It is possible to overdress. It is possible to underdress. At times it makes sense to overdress while it is less commonly advisable to underdress. The key is to dress in such a way that you do not hinder your effectiveness in life. Neutral or helpful is good. Hindrance is bad.

I’ve found that first impressions are important to people but at the same time I’ve always enjoyed the times when I’ve been surprised to learn that my initial impressions were incorrectly formed. Appearances can be deceiving and its worth remembering that fact lest you be caught in a web of prejudice.

In relaxing the dress code at my company I hope that everyone will rise to the occasion and take care to determine what is appropriate. We don’t live in a time like the Elizabethan era where what was worn when was formalized and rigid. That said, the art of appropriateness lives on.

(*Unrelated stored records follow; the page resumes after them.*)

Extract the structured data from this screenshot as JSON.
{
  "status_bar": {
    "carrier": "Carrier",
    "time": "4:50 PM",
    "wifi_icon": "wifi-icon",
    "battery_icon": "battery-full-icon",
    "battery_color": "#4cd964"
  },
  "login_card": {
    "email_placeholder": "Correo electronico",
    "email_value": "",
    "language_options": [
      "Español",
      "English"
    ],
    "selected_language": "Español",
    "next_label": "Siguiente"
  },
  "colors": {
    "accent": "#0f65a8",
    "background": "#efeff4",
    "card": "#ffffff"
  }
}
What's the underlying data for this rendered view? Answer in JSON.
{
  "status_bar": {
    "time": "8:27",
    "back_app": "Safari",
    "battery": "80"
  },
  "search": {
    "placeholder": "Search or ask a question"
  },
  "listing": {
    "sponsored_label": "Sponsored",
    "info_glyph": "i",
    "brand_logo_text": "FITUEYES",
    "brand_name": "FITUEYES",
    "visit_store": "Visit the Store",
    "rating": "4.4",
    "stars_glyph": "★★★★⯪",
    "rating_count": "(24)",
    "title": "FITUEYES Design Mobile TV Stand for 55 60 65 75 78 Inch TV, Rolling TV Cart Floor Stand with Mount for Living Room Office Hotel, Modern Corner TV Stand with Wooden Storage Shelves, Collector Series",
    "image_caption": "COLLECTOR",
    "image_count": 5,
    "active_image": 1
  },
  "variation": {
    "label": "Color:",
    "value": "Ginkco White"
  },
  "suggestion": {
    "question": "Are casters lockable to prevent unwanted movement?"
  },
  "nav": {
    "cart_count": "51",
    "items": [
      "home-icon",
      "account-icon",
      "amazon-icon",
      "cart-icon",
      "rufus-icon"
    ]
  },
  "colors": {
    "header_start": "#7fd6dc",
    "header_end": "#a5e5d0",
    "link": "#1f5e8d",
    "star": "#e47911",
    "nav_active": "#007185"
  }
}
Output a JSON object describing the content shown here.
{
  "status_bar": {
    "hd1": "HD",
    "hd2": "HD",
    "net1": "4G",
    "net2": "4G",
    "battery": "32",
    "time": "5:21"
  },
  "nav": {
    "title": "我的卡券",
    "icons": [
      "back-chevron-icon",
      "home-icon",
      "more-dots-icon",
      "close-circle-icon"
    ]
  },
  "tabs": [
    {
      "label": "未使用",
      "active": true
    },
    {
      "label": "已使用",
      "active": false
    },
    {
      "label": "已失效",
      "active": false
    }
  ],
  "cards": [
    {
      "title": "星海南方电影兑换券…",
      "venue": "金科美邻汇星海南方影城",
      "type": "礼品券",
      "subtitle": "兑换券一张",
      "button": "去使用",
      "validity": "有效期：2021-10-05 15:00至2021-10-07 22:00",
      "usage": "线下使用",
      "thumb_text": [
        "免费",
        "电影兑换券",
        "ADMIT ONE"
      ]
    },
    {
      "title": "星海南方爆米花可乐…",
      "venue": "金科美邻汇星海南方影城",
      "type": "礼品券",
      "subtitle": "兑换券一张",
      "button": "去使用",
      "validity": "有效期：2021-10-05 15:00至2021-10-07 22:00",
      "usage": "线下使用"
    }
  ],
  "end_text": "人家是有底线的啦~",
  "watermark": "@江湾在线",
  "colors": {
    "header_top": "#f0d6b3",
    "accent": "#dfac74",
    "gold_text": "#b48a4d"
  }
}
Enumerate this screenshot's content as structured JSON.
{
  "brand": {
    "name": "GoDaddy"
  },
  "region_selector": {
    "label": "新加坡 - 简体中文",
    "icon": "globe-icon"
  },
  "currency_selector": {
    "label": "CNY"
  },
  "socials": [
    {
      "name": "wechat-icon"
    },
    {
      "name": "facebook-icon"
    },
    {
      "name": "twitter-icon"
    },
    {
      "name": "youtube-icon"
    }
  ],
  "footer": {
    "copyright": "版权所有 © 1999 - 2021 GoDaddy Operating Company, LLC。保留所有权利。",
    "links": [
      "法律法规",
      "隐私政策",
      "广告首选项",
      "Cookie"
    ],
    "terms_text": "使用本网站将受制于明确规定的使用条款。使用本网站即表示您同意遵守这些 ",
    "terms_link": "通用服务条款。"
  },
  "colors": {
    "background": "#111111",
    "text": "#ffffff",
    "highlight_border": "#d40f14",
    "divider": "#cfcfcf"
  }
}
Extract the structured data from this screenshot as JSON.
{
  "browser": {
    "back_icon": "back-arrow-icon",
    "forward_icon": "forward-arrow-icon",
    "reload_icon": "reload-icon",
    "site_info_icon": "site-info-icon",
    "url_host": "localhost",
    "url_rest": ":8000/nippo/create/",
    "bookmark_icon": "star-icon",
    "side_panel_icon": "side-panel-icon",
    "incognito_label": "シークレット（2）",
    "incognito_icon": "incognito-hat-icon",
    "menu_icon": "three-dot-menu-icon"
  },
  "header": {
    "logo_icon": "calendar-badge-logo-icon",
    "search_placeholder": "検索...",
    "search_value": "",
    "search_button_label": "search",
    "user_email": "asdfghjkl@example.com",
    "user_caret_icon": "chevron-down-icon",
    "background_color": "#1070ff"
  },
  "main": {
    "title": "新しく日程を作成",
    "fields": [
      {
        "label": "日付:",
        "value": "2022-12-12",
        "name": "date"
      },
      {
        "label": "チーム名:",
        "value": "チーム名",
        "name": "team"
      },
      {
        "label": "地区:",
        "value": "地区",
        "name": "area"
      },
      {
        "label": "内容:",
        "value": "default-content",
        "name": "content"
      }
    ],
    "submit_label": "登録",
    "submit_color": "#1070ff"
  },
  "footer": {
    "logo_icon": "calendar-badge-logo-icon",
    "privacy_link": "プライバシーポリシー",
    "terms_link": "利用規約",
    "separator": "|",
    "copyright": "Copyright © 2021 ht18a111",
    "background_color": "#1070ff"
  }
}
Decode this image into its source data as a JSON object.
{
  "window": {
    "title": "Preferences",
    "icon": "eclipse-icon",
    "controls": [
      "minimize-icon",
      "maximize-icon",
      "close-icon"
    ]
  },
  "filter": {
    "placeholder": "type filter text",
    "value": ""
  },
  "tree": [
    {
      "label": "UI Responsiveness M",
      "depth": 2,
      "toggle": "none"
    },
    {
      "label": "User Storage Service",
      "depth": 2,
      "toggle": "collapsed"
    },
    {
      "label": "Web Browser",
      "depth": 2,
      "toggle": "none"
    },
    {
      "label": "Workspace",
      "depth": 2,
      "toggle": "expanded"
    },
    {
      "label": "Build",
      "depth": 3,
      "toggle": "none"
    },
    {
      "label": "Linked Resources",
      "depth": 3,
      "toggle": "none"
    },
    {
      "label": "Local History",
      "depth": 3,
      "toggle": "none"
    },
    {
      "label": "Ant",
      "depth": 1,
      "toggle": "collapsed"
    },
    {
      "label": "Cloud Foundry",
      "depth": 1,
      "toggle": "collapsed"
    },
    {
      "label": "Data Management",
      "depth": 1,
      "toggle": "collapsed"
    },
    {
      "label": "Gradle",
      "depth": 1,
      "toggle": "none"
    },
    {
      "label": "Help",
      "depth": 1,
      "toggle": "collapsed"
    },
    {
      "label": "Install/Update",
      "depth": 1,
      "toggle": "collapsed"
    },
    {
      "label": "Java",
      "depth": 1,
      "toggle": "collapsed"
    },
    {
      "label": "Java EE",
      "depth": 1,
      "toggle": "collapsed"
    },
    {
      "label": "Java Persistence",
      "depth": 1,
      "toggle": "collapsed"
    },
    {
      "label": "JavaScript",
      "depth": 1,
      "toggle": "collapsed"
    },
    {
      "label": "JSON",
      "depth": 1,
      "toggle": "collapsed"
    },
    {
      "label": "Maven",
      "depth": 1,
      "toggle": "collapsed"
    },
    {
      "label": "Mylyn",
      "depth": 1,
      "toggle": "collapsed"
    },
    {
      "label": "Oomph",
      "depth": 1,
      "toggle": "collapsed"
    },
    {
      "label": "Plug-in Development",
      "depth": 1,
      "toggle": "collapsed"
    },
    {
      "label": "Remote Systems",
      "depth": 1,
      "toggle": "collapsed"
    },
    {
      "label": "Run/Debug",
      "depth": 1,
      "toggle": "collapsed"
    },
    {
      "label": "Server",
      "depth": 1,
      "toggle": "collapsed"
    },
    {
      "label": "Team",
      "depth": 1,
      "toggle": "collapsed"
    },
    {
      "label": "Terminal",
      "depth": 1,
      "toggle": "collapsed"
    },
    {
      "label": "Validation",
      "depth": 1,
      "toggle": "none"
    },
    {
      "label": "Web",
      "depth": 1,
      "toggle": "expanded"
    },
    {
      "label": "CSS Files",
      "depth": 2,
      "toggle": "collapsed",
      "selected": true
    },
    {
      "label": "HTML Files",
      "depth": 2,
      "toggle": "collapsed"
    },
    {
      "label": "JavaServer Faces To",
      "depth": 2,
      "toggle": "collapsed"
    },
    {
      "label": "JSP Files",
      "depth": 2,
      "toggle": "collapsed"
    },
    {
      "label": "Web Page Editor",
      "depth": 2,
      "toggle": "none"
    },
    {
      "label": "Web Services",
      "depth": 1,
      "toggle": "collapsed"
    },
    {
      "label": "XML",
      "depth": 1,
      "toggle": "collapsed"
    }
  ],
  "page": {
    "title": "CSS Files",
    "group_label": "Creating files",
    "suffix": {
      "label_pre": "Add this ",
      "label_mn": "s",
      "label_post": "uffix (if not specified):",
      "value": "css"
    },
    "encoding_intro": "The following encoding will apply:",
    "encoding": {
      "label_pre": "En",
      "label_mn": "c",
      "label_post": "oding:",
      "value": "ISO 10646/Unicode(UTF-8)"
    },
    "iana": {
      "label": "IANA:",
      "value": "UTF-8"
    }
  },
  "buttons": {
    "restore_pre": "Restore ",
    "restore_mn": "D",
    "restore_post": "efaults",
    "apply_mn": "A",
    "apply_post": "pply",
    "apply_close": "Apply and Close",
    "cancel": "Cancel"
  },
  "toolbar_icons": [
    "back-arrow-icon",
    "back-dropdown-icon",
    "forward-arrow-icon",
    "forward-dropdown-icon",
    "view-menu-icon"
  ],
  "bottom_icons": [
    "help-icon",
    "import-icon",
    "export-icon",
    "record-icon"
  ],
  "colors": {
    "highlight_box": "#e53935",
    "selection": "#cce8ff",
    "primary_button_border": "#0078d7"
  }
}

There are those (often men) who say that they don’t really care about what they wear, but then when you look at them from one situation to the next they somehow end up not just fitting in but often matching what others around them wear. I was recently in a small town where every guy had a baseball cap on with sunglasses perched atop the cap. I was convinced of a fashion conspiracy, but were I to ask about it I’m sure that every one of them would have said that they put no thought to the ensemble.

There is no harm done in caring about what you wear, neither is there any problem in my book with not caring much about what you wear, unless your lack of concern gets in the way of you delivering the greatness that is yours to give. Clothing fitly chosen, like words fitly spoken are an aspect of your aesthetic and there is no reason to decrease the odds of someone receiving you due to a poorly composed aesthetic.

At the end of the day, it’s not so much what you wear but the goods you deliver that tell the tale. If you don’t have the resources to wear what you would like to wear, don’t be ashamed. Do the best you can with what you have and you can’t go wrong. As Albert Einstein said “If most of us are ashamed of shabby clothes and shoddy furniture, let us be more ashamed of shabby ideas and shoddy philosophies…It would be a sad situation if the wrapper were better than the meat wrapped inside it.”